Orsay Museum

Built in the year 1900 by Victor Laloux, the Orsay train station was meant to service the Orleans train company. Unfortunately, the the trains were unable to use this station because the platforms were not long enough. After being used for a variety of purposes, this 50,000 square meter building was remodeled into an art museum that would cover works of art from 1850 to 1914. The conversion of this abandoned train station, the Gare d'Orsay, into the Musee d'Orsay marked a major advance in the reorganization of the different collections of art. The museum is devoted to all art forms from the second half of the 19th century (painting, sculpture, architecture, music and items from everyday life). Significant Impressionist and neo-lmpressionist works are on display, as well as the creations of the more conservative academic school that was also known as Pompier in France. Art-Nouveau objects and blue-prints complement the collections.

The giant, 32 meter high and 140 meter long main hall of the station, artfully surrounded by a delicate iron construction enabling the abundant use of glass, was deserted. By the 1960s, the dilapidation had progressed to the point that Orson Welles chose it as a backdrop for his filming of Kafka's "The Trial." In 1971 it was decided to raze the building. Fortunately, this did not occur and during Georges Pompidou's term of office as president, the idea emerged to transform the train station into a museum. His successor, Giscard d'Estaing, eventually gave the go ahead for the time consuming, expensive renovations. The work began in 1980 at a cost to the taxpayer of 270 million dollars.
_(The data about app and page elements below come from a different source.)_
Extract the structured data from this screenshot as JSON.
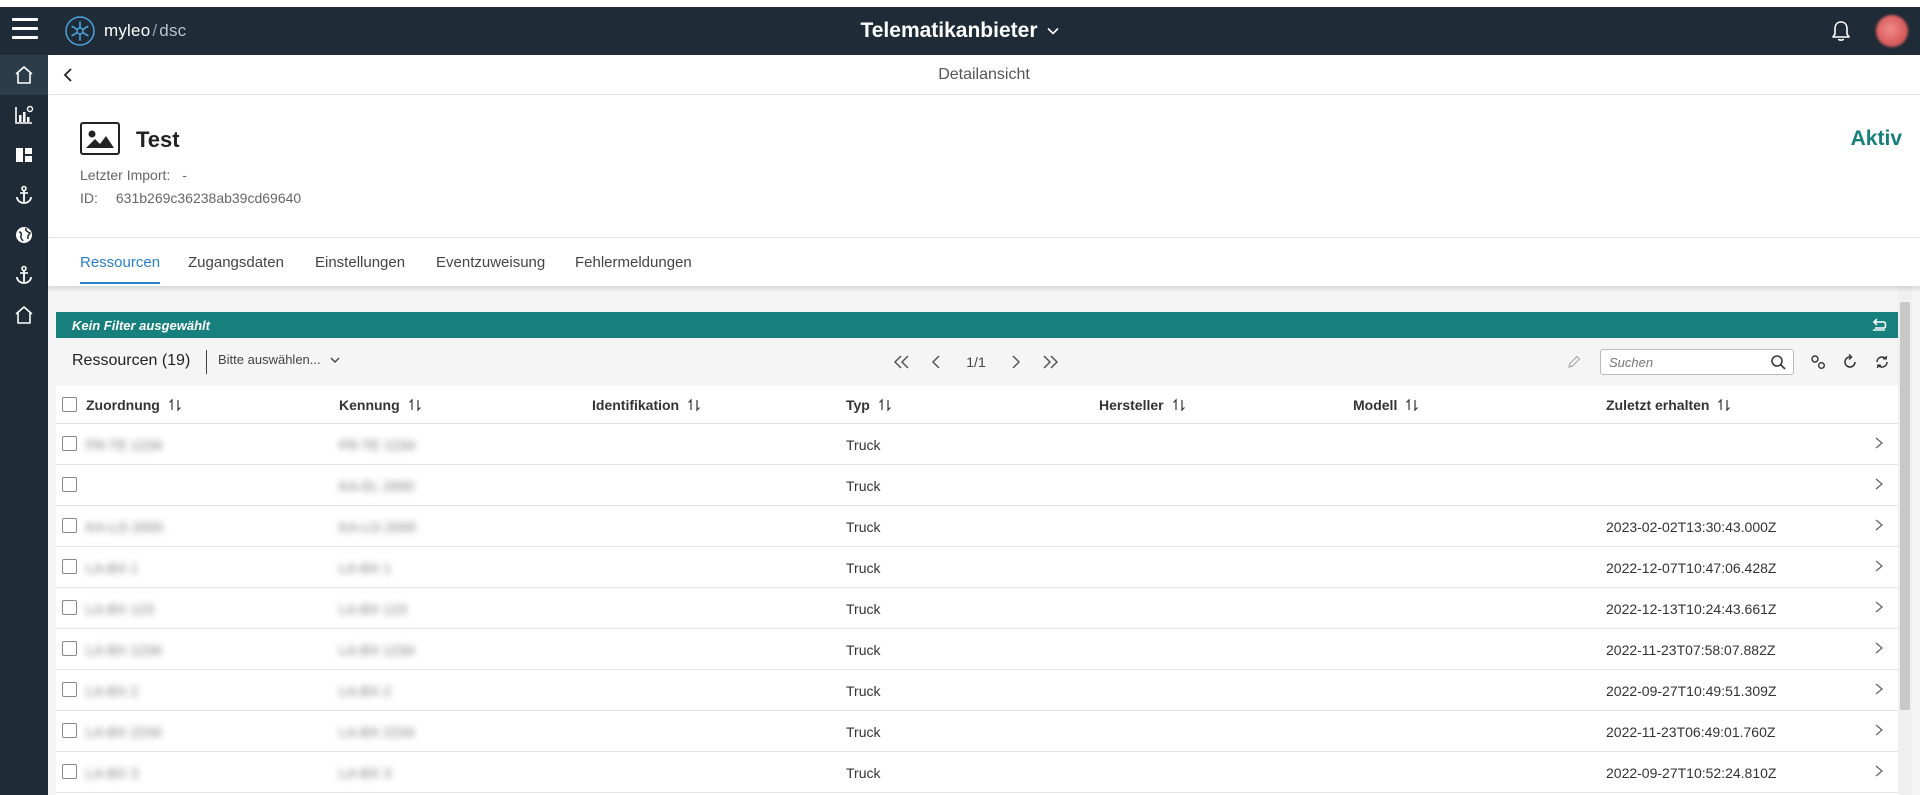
{
  "header": {
    "logo_brand": "myleo",
    "logo_sep": "/",
    "logo_product": "dsc",
    "title": "Telematikanbieter"
  },
  "sidebar": {
    "items": [
      {
        "icon": "home-icon"
      },
      {
        "icon": "chart-icon"
      },
      {
        "icon": "dashboard-icon"
      },
      {
        "icon": "anchor-icon"
      },
      {
        "icon": "globe-icon"
      },
      {
        "icon": "anchor-icon"
      },
      {
        "icon": "home-icon"
      }
    ]
  },
  "subheader": {
    "title": "Detailansicht"
  },
  "entity": {
    "name": "Test",
    "status": "Aktiv",
    "last_import_label": "Letzter Import:",
    "last_import_value": "-",
    "id_label": "ID:",
    "id_value": "631b269c36238ab39cd69640"
  },
  "tabs": [
    {
      "label": "Ressourcen",
      "active": true
    },
    {
      "label": "Zugangsdaten",
      "active": false
    },
    {
      "label": "Einstellungen",
      "active": false
    },
    {
      "label": "Eventzuweisung",
      "active": false
    },
    {
      "label": "Fehlermeldungen",
      "active": false
    }
  ],
  "filter": {
    "text": "Kein Filter ausgewählt"
  },
  "toolbar": {
    "resources_title": "Ressourcen (19)",
    "select_placeholder": "Bitte auswählen...",
    "page": "1/1",
    "search_placeholder": "Suchen"
  },
  "table": {
    "columns": [
      "Zuordnung",
      "Kennung",
      "Identifikation",
      "Typ",
      "Hersteller",
      "Modell",
      "Zuletzt erhalten"
    ],
    "rows": [
      {
        "zuordnung": "FR-TE 1234",
        "kennung": "FR-TE 1234",
        "identifikation": "",
        "typ": "Truck",
        "hersteller": "",
        "modell": "",
        "zuletzt": ""
      },
      {
        "zuordnung": "",
        "kennung": "KA-EL 2000",
        "identifikation": "",
        "typ": "Truck",
        "hersteller": "",
        "modell": "",
        "zuletzt": ""
      },
      {
        "zuordnung": "KA-LG 2000",
        "kennung": "KA-LG 2000",
        "identifikation": "",
        "typ": "Truck",
        "hersteller": "",
        "modell": "",
        "zuletzt": "2023-02-02T13:30:43.000Z"
      },
      {
        "zuordnung": "LA-BX 1",
        "kennung": "LA-BX 1",
        "identifikation": "",
        "typ": "Truck",
        "hersteller": "",
        "modell": "",
        "zuletzt": "2022-12-07T10:47:06.428Z"
      },
      {
        "zuordnung": "LA-BX 123",
        "kennung": "LA-BX 123",
        "identifikation": "",
        "typ": "Truck",
        "hersteller": "",
        "modell": "",
        "zuletzt": "2022-12-13T10:24:43.661Z"
      },
      {
        "zuordnung": "LA-BX 1234",
        "kennung": "LA-BX 1234",
        "identifikation": "",
        "typ": "Truck",
        "hersteller": "",
        "modell": "",
        "zuletzt": "2022-11-23T07:58:07.882Z"
      },
      {
        "zuordnung": "LA-BX 2",
        "kennung": "LA-BX 2",
        "identifikation": "",
        "typ": "Truck",
        "hersteller": "",
        "modell": "",
        "zuletzt": "2022-09-27T10:49:51.309Z"
      },
      {
        "zuordnung": "LA-BX 2234",
        "kennung": "LA-BX 2234",
        "identifikation": "",
        "typ": "Truck",
        "hersteller": "",
        "modell": "",
        "zuletzt": "2022-11-23T06:49:01.760Z"
      },
      {
        "zuordnung": "LA-BX 3",
        "kennung": "LA-BX 3",
        "identifikation": "",
        "typ": "Truck",
        "hersteller": "",
        "modell": "",
        "zuletzt": "2022-09-27T10:52:24.810Z"
      }
    ]
  },
  "colors": {
    "header_bg": "#1f2b36",
    "accent": "#17807c",
    "tab_active": "#2a7fc7"
  }
}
Orsay Museum

The collection is made up mostly from the late works of the Louvre and the impressionist paintings from the nearby museum, Jeu de Paume. You can also find works from the mid-nineteenth century to the early twentieth, chronologically bridging the Louvre and the Pompidou. Displayed on the ground floor are earlier works of sculpture devoted to dance. The hall has two rows of smaller rooms which are filled with works by Daumier, Millet, Rousseau, Corot and peasant paintings. In the last room, you will find works by Courbet. If you like Monet, there is a room dedicated to him. Other artists represented are Bazille, Delacroix, Puvis de Chavanne, Degas and Gustave Moreau.

On the second floor you can view popular art of the nineteenth century and rooms with furniture and decorations by well-respected "fin-de-siecle painters" (Monet, Pissaro, Renoir, Degas, Sisley and Van Gogh, Cezanne, Gauguin and Toulouse-Lautrec). The building is extremely large and there are many works on display. It is advised to start on the ground level with the impressionist painters and then take the escalators to the upper floor to see the impressionists and their successors.